Web page and app entries:
_ _ _ _ _ _ _

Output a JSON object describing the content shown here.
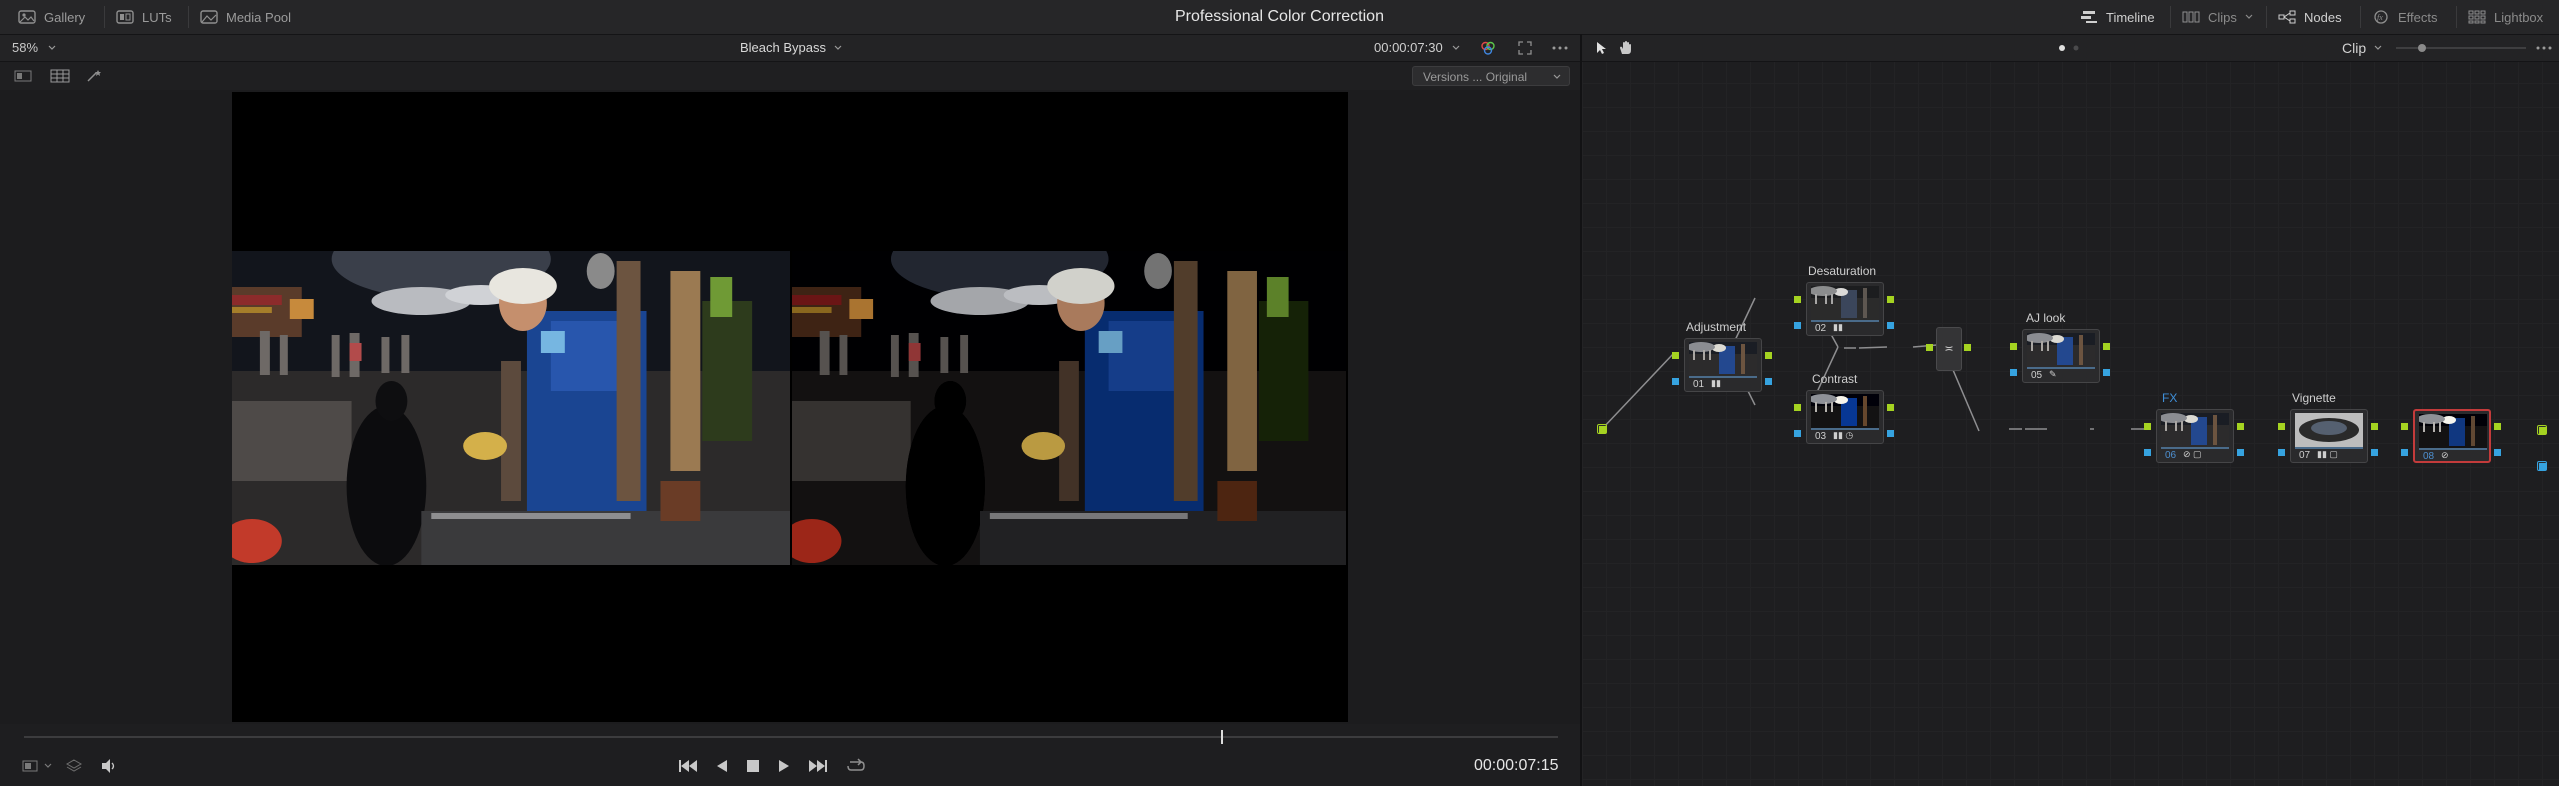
{
  "app": {
    "title": "Professional Color Correction"
  },
  "topbar": {
    "left": [
      {
        "label": "Gallery",
        "icon": "gallery-icon"
      },
      {
        "label": "LUTs",
        "icon": "luts-icon"
      },
      {
        "label": "Media Pool",
        "icon": "media-pool-icon"
      }
    ],
    "right": [
      {
        "label": "Timeline",
        "icon": "timeline-icon"
      },
      {
        "label": "Clips",
        "icon": "clips-icon"
      },
      {
        "label": "Nodes",
        "icon": "nodes-icon"
      },
      {
        "label": "Effects",
        "icon": "effects-icon"
      },
      {
        "label": "Lightbox",
        "icon": "lightbox-icon"
      }
    ]
  },
  "viewer": {
    "zoom": "58%",
    "clip_name": "Bleach Bypass",
    "timecode": "00:00:07:30",
    "versions": "Versions ... Original",
    "transport_timecode": "00:00:07:15",
    "playhead_fraction": 0.78
  },
  "node_editor": {
    "mode": "Clip",
    "nodes": [
      {
        "id": "01",
        "label": "Adjustment"
      },
      {
        "id": "02",
        "label": "Desaturation"
      },
      {
        "id": "03",
        "label": "Contrast"
      },
      {
        "id": "05",
        "label": "AJ look"
      },
      {
        "id": "06",
        "label": "FX"
      },
      {
        "id": "07",
        "label": "Vignette"
      },
      {
        "id": "08",
        "label": ""
      }
    ],
    "mixer_symbol": "≍"
  },
  "colors": {
    "accent_green": "#a5d321",
    "accent_blue": "#36a3e0",
    "selected_node": "#c33b3b"
  }
}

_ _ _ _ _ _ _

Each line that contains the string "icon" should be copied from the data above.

» EXERCISE RESPONSE:
        "icon": "gallery-icon"
        "icon": "luts-icon"
        "icon": "media-pool-icon"
        "icon": "timeline-icon"
        "icon": "clips-icon"
        "icon": "nodes-icon"
        "icon": "effects-icon"
        "icon": "lightbox-icon"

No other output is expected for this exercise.